• Exercise brief
Please set down the data word for word; images do not go in the copy.
Data for analysis Block Start
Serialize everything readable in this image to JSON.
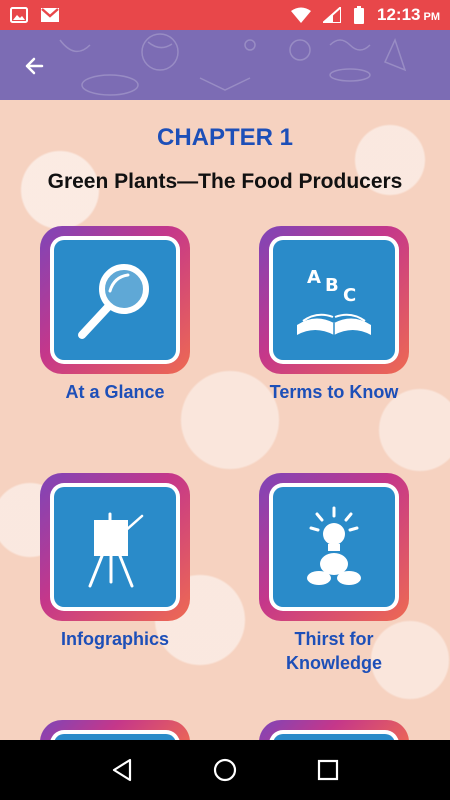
{
  "status_bar": {
    "time": "12:13",
    "meridiem": "PM",
    "icons": [
      "image-icon",
      "gmail-icon",
      "wifi-icon",
      "signal-icon",
      "battery-icon"
    ]
  },
  "toolbar": {
    "back_icon": "back-arrow-icon",
    "color": "#7c6cb4"
  },
  "chapter": {
    "number": "CHAPTER 1",
    "title": "Green Plants—The Food Producers"
  },
  "tiles": [
    {
      "label": "At a Glance",
      "icon": "magnifier-icon"
    },
    {
      "label": "Terms to Know",
      "icon": "abc-book-icon"
    },
    {
      "label": "Infographics",
      "icon": "easel-icon"
    },
    {
      "label": "Thirst for\nKnowledge",
      "icon": "lightbulb-person-icon"
    }
  ],
  "nav_bar": {
    "icons": [
      "back-triangle-icon",
      "home-circle-icon",
      "recents-square-icon"
    ]
  },
  "colors": {
    "status_bar": "#e8474a",
    "heading_blue": "#1d4fb8",
    "tile_panel": "#2a8bc9",
    "tile_gradient": [
      "#7e45b8",
      "#c5378a",
      "#ee6a52"
    ]
  }
}
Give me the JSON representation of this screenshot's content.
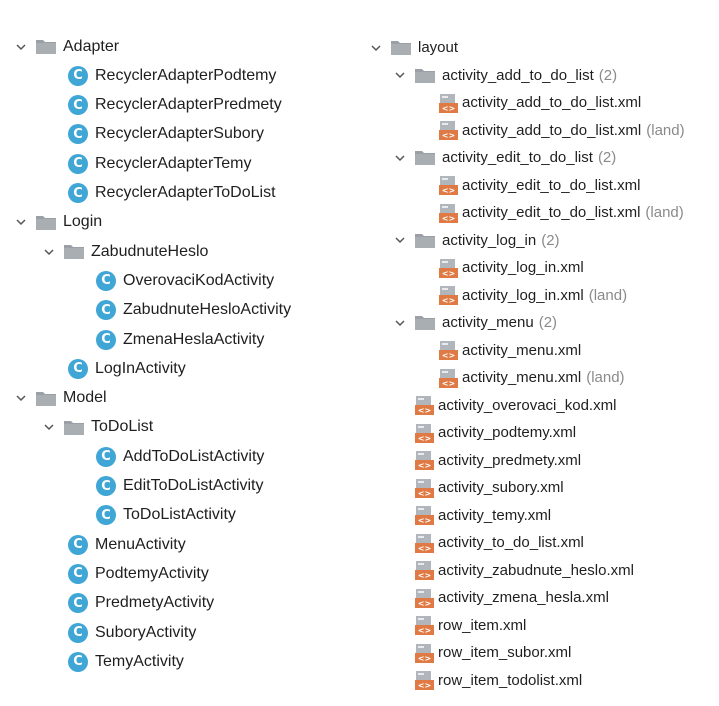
{
  "left_tree": [
    {
      "type": "folder",
      "label": "Adapter",
      "depth": 0,
      "expanded": true
    },
    {
      "type": "class",
      "label": "RecyclerAdapterPodtemy",
      "depth": 1
    },
    {
      "type": "class",
      "label": "RecyclerAdapterPredmety",
      "depth": 1
    },
    {
      "type": "class",
      "label": "RecyclerAdapterSubory",
      "depth": 1
    },
    {
      "type": "class",
      "label": "RecyclerAdapterTemy",
      "depth": 1
    },
    {
      "type": "class",
      "label": "RecyclerAdapterToDoList",
      "depth": 1
    },
    {
      "type": "folder",
      "label": "Login",
      "depth": 0,
      "expanded": true
    },
    {
      "type": "folder",
      "label": "ZabudnuteHeslo",
      "depth": 1,
      "expanded": true
    },
    {
      "type": "class",
      "label": "OverovaciKodActivity",
      "depth": 2
    },
    {
      "type": "class",
      "label": "ZabudnuteHesloActivity",
      "depth": 2
    },
    {
      "type": "class",
      "label": "ZmenaHeslaActivity",
      "depth": 2
    },
    {
      "type": "class",
      "label": "LogInActivity",
      "depth": 1
    },
    {
      "type": "folder",
      "label": "Model",
      "depth": 0,
      "expanded": true
    },
    {
      "type": "folder",
      "label": "ToDoList",
      "depth": 1,
      "expanded": true
    },
    {
      "type": "class",
      "label": "AddToDoListActivity",
      "depth": 2
    },
    {
      "type": "class",
      "label": "EditToDoListActivity",
      "depth": 2
    },
    {
      "type": "class",
      "label": "ToDoListActivity",
      "depth": 2
    },
    {
      "type": "class",
      "label": "MenuActivity",
      "depth": 1
    },
    {
      "type": "class",
      "label": "PodtemyActivity",
      "depth": 1
    },
    {
      "type": "class",
      "label": "PredmetyActivity",
      "depth": 1
    },
    {
      "type": "class",
      "label": "SuboryActivity",
      "depth": 1
    },
    {
      "type": "class",
      "label": "TemyActivity",
      "depth": 1
    }
  ],
  "right_tree": [
    {
      "type": "folder",
      "label": "layout",
      "depth": 0,
      "expanded": true
    },
    {
      "type": "folder",
      "label": "activity_add_to_do_list",
      "count": "(2)",
      "depth": 1,
      "expanded": true
    },
    {
      "type": "xml",
      "label": "activity_add_to_do_list.xml",
      "depth": 2
    },
    {
      "type": "xml",
      "label": "activity_add_to_do_list.xml",
      "qualifier": "(land)",
      "depth": 2
    },
    {
      "type": "folder",
      "label": "activity_edit_to_do_list",
      "count": "(2)",
      "depth": 1,
      "expanded": true
    },
    {
      "type": "xml",
      "label": "activity_edit_to_do_list.xml",
      "depth": 2
    },
    {
      "type": "xml",
      "label": "activity_edit_to_do_list.xml",
      "qualifier": "(land)",
      "depth": 2
    },
    {
      "type": "folder",
      "label": "activity_log_in",
      "count": "(2)",
      "depth": 1,
      "expanded": true
    },
    {
      "type": "xml",
      "label": "activity_log_in.xml",
      "depth": 2
    },
    {
      "type": "xml",
      "label": "activity_log_in.xml",
      "qualifier": "(land)",
      "depth": 2
    },
    {
      "type": "folder",
      "label": "activity_menu",
      "count": "(2)",
      "depth": 1,
      "expanded": true
    },
    {
      "type": "xml",
      "label": "activity_menu.xml",
      "depth": 2
    },
    {
      "type": "xml",
      "label": "activity_menu.xml",
      "qualifier": "(land)",
      "depth": 2
    },
    {
      "type": "xml",
      "label": "activity_overovaci_kod.xml",
      "depth": 1
    },
    {
      "type": "xml",
      "label": "activity_podtemy.xml",
      "depth": 1
    },
    {
      "type": "xml",
      "label": "activity_predmety.xml",
      "depth": 1
    },
    {
      "type": "xml",
      "label": "activity_subory.xml",
      "depth": 1
    },
    {
      "type": "xml",
      "label": "activity_temy.xml",
      "depth": 1
    },
    {
      "type": "xml",
      "label": "activity_to_do_list.xml",
      "depth": 1
    },
    {
      "type": "xml",
      "label": "activity_zabudnute_heslo.xml",
      "depth": 1
    },
    {
      "type": "xml",
      "label": "activity_zmena_hesla.xml",
      "depth": 1
    },
    {
      "type": "xml",
      "label": "row_item.xml",
      "depth": 1
    },
    {
      "type": "xml",
      "label": "row_item_subor.xml",
      "depth": 1
    },
    {
      "type": "xml",
      "label": "row_item_todolist.xml",
      "depth": 1
    }
  ],
  "icons": {
    "folder": "folder-icon",
    "class": "class-icon",
    "xml": "xml-layout-icon",
    "chevron": "chevron-down-icon"
  },
  "colors": {
    "class_icon": "#3fa6d6",
    "xml_icon": "#e07a45",
    "folder_icon": "#9aa0a6",
    "muted_text": "#8a8a8a"
  },
  "class_glyph": "C"
}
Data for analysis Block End
• Your response
Serialize everything readable in this image to JSON.
{
  "status_bar": {
    "time": "12:13",
    "meridiem": "PM",
    "icons": [
      "image-icon",
      "gmail-icon",
      "wifi-icon",
      "signal-icon",
      "battery-icon"
    ]
  },
  "toolbar": {
    "back_icon": "back-arrow-icon",
    "color": "#7c6cb4"
  },
  "chapter": {
    "number": "CHAPTER 1",
    "title": "Green Plants—The Food Producers"
  },
  "tiles": [
    {
      "label": "At a Glance",
      "icon": "magnifier-icon"
    },
    {
      "label": "Terms to Know",
      "icon": "abc-book-icon"
    },
    {
      "label": "Infographics",
      "icon": "easel-icon"
    },
    {
      "label": "Thirst for\nKnowledge",
      "icon": "lightbulb-person-icon"
    }
  ],
  "nav_bar": {
    "icons": [
      "back-triangle-icon",
      "home-circle-icon",
      "recents-square-icon"
    ]
  },
  "colors": {
    "status_bar": "#e8474a",
    "heading_blue": "#1d4fb8",
    "tile_panel": "#2a8bc9",
    "tile_gradient": [
      "#7e45b8",
      "#c5378a",
      "#ee6a52"
    ]
  }
}
Give me the JSON representation of this screenshot's content.
{
  "left_tree": [
    {
      "type": "folder",
      "label": "Adapter",
      "depth": 0,
      "expanded": true
    },
    {
      "type": "class",
      "label": "RecyclerAdapterPodtemy",
      "depth": 1
    },
    {
      "type": "class",
      "label": "RecyclerAdapterPredmety",
      "depth": 1
    },
    {
      "type": "class",
      "label": "RecyclerAdapterSubory",
      "depth": 1
    },
    {
      "type": "class",
      "label": "RecyclerAdapterTemy",
      "depth": 1
    },
    {
      "type": "class",
      "label": "RecyclerAdapterToDoList",
      "depth": 1
    },
    {
      "type": "folder",
      "label": "Login",
      "depth": 0,
      "expanded": true
    },
    {
      "type": "folder",
      "label": "ZabudnuteHeslo",
      "depth": 1,
      "expanded": true
    },
    {
      "type": "class",
      "label": "OverovaciKodActivity",
      "depth": 2
    },
    {
      "type": "class",
      "label": "ZabudnuteHesloActivity",
      "depth": 2
    },
    {
      "type": "class",
      "label": "ZmenaHeslaActivity",
      "depth": 2
    },
    {
      "type": "class",
      "label": "LogInActivity",
      "depth": 1
    },
    {
      "type": "folder",
      "label": "Model",
      "depth": 0,
      "expanded": true
    },
    {
      "type": "folder",
      "label": "ToDoList",
      "depth": 1,
      "expanded": true
    },
    {
      "type": "class",
      "label": "AddToDoListActivity",
      "depth": 2
    },
    {
      "type": "class",
      "label": "EditToDoListActivity",
      "depth": 2
    },
    {
      "type": "class",
      "label": "ToDoListActivity",
      "depth": 2
    },
    {
      "type": "class",
      "label": "MenuActivity",
      "depth": 1
    },
    {
      "type": "class",
      "label": "PodtemyActivity",
      "depth": 1
    },
    {
      "type": "class",
      "label": "PredmetyActivity",
      "depth": 1
    },
    {
      "type": "class",
      "label": "SuboryActivity",
      "depth": 1
    },
    {
      "type": "class",
      "label": "TemyActivity",
      "depth": 1
    }
  ],
  "right_tree": [
    {
      "type": "folder",
      "label": "layout",
      "depth": 0,
      "expanded": true
    },
    {
      "type": "folder",
      "label": "activity_add_to_do_list",
      "count": "(2)",
      "depth": 1,
      "expanded": true
    },
    {
      "type": "xml",
      "label": "activity_add_to_do_list.xml",
      "depth": 2
    },
    {
      "type": "xml",
      "label": "activity_add_to_do_list.xml",
      "qualifier": "(land)",
      "depth": 2
    },
    {
      "type": "folder",
      "label": "activity_edit_to_do_list",
      "count": "(2)",
      "depth": 1,
      "expanded": true
    },
    {
      "type": "xml",
      "label": "activity_edit_to_do_list.xml",
      "depth": 2
    },
    {
      "type": "xml",
      "label": "activity_edit_to_do_list.xml",
      "qualifier": "(land)",
      "depth": 2
    },
    {
      "type": "folder",
      "label": "activity_log_in",
      "count": "(2)",
      "depth": 1,
      "expanded": true
    },
    {
      "type": "xml",
      "label": "activity_log_in.xml",
      "depth": 2
    },
    {
      "type": "xml",
      "label": "activity_log_in.xml",
      "qualifier": "(land)",
      "depth": 2
    },
    {
      "type": "folder",
      "label": "activity_menu",
      "count": "(2)",
      "depth": 1,
      "expanded": true
    },
    {
      "type": "xml",
      "label": "activity_menu.xml",
      "depth": 2
    },
    {
      "type": "xml",
      "label": "activity_menu.xml",
      "qualifier": "(land)",
      "depth": 2
    },
    {
      "type": "xml",
      "label": "activity_overovaci_kod.xml",
      "depth": 1
    },
    {
      "type": "xml",
      "label": "activity_podtemy.xml",
      "depth": 1
    },
    {
      "type": "xml",
      "label": "activity_predmety.xml",
      "depth": 1
    },
    {
      "type": "xml",
      "label": "activity_subory.xml",
      "depth": 1
    },
    {
      "type": "xml",
      "label": "activity_temy.xml",
      "depth": 1
    },
    {
      "type": "xml",
      "label": "activity_to_do_list.xml",
      "depth": 1
    },
    {
      "type": "xml",
      "label": "activity_zabudnute_heslo.xml",
      "depth": 1
    },
    {
      "type": "xml",
      "label": "activity_zmena_hesla.xml",
      "depth": 1
    },
    {
      "type": "xml",
      "label": "row_item.xml",
      "depth": 1
    },
    {
      "type": "xml",
      "label": "row_item_subor.xml",
      "depth": 1
    },
    {
      "type": "xml",
      "label": "row_item_todolist.xml",
      "depth": 1
    }
  ],
  "icons": {
    "folder": "folder-icon",
    "class": "class-icon",
    "xml": "xml-layout-icon",
    "chevron": "chevron-down-icon"
  },
  "colors": {
    "class_icon": "#3fa6d6",
    "xml_icon": "#e07a45",
    "folder_icon": "#9aa0a6",
    "muted_text": "#8a8a8a"
  },
  "class_glyph": "C"
}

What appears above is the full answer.